But The Last Great Senate is also a chronicle of the Great Senate’s unraveling. Perhaps the signal instance was the near failure of the Panama Canal treaties, which would turn the waterway over to Panama, a country effectively divided in two by American sovereignty over the passage. The treaties looked likely to pass but nearly didn’t after a mindlessly jingoistic media campaign caught fire with the American public. The Senate, and the country it represented, had changed.

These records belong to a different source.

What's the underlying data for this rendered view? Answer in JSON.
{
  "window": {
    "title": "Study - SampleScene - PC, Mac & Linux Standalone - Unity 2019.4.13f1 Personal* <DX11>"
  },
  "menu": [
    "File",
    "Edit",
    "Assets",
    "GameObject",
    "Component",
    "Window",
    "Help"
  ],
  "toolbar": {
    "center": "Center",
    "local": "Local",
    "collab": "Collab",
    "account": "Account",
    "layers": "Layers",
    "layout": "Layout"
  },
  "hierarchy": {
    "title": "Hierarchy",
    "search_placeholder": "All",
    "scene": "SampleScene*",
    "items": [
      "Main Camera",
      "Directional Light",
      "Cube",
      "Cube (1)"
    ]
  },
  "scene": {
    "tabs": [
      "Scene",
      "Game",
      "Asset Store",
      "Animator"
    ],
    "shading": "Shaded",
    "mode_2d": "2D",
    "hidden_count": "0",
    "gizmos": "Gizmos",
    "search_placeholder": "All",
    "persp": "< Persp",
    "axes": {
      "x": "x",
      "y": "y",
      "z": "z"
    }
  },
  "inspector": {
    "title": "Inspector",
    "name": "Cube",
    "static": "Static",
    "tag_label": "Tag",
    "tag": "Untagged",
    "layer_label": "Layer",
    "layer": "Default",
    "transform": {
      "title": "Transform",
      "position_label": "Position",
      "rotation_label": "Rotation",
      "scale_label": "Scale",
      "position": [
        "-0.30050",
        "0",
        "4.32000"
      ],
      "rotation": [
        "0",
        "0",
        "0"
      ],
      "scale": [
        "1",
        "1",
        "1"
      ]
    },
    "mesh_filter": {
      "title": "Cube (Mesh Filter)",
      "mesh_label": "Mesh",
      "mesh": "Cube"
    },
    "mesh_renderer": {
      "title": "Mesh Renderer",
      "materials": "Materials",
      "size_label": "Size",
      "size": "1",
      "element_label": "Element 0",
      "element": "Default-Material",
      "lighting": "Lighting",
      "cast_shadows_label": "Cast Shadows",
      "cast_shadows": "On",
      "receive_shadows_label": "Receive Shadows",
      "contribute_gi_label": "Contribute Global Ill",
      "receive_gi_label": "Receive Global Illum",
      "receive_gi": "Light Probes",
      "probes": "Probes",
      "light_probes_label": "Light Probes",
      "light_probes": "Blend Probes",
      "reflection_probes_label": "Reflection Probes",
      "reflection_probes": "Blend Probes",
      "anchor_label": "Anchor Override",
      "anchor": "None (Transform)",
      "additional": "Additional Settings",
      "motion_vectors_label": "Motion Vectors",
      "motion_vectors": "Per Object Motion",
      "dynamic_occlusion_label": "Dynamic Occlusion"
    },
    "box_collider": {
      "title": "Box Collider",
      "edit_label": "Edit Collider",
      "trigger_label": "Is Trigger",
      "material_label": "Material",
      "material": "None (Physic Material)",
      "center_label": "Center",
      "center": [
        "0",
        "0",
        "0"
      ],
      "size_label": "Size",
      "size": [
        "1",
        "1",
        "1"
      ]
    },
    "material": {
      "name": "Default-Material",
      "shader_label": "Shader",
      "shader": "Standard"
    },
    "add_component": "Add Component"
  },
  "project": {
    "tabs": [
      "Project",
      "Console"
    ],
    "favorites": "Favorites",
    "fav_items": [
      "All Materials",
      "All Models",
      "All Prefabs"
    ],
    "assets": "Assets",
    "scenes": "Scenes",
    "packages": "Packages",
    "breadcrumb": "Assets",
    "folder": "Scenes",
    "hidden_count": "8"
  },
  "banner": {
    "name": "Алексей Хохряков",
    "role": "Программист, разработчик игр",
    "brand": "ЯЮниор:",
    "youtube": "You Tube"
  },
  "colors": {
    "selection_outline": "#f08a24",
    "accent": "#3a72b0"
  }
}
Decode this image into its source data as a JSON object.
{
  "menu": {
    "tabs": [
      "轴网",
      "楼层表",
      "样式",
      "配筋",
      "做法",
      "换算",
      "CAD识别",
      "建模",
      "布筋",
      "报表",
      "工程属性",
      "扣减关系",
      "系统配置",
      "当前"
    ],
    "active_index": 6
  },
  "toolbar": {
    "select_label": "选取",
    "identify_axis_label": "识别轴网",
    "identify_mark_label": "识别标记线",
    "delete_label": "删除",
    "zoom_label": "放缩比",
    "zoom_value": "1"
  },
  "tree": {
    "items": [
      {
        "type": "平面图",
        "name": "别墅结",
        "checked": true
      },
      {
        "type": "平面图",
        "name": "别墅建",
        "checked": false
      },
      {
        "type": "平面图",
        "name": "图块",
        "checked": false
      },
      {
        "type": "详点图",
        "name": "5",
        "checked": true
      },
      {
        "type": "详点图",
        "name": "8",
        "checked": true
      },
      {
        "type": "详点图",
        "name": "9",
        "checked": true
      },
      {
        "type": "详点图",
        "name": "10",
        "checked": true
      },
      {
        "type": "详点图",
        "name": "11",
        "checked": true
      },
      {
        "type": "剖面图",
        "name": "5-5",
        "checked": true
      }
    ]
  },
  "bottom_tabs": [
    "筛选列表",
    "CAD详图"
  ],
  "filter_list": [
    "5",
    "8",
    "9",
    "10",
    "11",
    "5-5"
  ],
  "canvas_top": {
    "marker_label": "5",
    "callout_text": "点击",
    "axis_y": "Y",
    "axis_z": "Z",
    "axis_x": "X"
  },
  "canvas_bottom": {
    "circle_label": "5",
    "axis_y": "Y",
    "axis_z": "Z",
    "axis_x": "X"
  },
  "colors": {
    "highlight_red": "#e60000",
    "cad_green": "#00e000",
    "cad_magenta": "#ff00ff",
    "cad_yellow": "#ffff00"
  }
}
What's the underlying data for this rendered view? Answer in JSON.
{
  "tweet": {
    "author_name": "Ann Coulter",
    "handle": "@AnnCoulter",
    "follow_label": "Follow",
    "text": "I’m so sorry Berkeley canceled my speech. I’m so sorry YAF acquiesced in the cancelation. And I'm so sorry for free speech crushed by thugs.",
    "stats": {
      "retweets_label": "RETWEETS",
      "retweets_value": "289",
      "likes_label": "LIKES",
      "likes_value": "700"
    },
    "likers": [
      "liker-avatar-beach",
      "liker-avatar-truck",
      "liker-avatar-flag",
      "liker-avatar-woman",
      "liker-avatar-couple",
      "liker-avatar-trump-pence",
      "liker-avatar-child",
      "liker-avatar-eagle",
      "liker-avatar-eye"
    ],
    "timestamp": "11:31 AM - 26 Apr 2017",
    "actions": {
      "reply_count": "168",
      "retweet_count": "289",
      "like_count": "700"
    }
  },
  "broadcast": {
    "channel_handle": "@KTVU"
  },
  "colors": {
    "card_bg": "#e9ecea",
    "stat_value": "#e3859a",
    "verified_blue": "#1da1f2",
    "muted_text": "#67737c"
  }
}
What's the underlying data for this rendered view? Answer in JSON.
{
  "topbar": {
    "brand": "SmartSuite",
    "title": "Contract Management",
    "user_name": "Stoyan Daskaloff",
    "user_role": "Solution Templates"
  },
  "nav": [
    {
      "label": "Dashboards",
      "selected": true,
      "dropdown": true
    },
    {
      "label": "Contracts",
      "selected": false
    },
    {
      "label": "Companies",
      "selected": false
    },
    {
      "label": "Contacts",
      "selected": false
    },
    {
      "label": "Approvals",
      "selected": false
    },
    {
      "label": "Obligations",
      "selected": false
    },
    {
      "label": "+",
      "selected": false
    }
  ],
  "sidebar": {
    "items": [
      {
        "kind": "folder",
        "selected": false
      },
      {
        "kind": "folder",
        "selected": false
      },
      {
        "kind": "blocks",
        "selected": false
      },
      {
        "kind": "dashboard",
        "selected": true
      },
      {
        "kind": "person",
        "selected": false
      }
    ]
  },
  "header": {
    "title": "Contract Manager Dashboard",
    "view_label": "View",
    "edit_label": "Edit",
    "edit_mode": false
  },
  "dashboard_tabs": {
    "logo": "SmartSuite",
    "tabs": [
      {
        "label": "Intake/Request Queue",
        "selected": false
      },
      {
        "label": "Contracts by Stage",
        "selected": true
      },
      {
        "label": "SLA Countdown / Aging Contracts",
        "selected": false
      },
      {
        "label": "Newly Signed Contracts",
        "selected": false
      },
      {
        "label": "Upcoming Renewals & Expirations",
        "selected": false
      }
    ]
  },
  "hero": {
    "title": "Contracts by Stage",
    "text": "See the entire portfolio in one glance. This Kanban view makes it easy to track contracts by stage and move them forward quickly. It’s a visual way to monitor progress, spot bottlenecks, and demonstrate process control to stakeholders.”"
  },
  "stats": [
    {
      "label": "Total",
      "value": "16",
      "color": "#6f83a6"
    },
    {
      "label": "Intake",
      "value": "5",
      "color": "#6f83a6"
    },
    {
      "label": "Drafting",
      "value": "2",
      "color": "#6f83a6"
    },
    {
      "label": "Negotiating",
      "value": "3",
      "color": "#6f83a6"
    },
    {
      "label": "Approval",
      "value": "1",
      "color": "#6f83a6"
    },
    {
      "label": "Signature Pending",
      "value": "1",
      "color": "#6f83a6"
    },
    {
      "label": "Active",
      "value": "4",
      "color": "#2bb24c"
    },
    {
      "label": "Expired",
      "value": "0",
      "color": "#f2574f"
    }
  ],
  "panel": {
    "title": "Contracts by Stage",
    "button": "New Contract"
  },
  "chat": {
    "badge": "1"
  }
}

By the late seventies new right-wing think tanks were churning out tracts on supply-side economics, aggressive foreign intervention and socially conservative causes for politicians and pundits to use in drafting laws and writing newspaper columns. Vast mailing networks, religious organizations and well-funded political action committees applied relentless pressure on Congress and the White House. The giants of the Senate were beginning their exodus, and in their place stood younger, more ideological politicians, many from the House. The filibuster, or the threat of it, was becoming more common. During a debate over President Carter’s ambitious proposed energy legislation, two young senators repeatedly threatened to filibuster the bill unless it was watered down. Russell Long, who had been in the Senate since 1948, was so exasperated by this unprecedented maneuvering that he cried out in the chamber: “If the other side wants to be a poor loser, I’ll be a poor loser. I have as much capability as the average senator to engage in a filibuster.”
The energy bill that finally passed was tame, and in retrospect, the Senate of the Carter years failed almost as often as it succeeded. It couldn’t pass legislation to create a consumer protection agency, or publicly finance elections, or reform union practices, or generate adequate economic stimulus, and it failed to ratify the SALT II nuclear arms reduction treaty with Russia. Shapiro justly celebrates the ability of an increasingly fractured Senate to find compromise and produce legislation that addressed the important issues of the day, but in truth, the institution he’s chronicling is already in decline. It is no longer great.
There’s no use talking about the Senate as though it’s a creature unaffected by the environment that nourishes it, a trap Shapiro sometimes falls into, and blame for its deterioration cannot rest wholly or even mostly with the men and women who people it: they change as the country changes. Conservative backlash over the social and political movements of the 1960’s sharpened the lines between the two parties, ideologically and geographically: the Republican party of today is an increasingly circumscribed entity, divorced from the West Coast and its roots in the North. Legislators more and more depend on the resources of lobbyists and interest groups to supply them with arguments and legislation. The proliferation of technology forces everyone with political ambition to wade into the shallows of television, and the need to constantly grovel for the obscene amounts of money necessary to run a congressional campaign and buy political allies has turned the Senate into what George Packer aptly called “The Empty Chamber.” Congressmen and women have little time to get to know their fellows; instead they talk past one another over the airwaves, and now over the Internet, for the sake of political gain.
Shapiro concedes the need to reform the Senate’s arcane procedural rules, which can tie up business indefinitely, though he argues against completely abolishing the filibuster. He thinks “what is most urgently needed is for senators to act like senators, not partisan operatives.” But if history is any predictor, the Senate isn’t going to take up the cause of its own reform. America’s senators will have to be forced – by crisis or public anger – to act in the best interests of their country.
Greg Waldmann, a Senior Editor at Open Letters Monthly, is a native New Yorker living in Boston with a degree in International Affairs.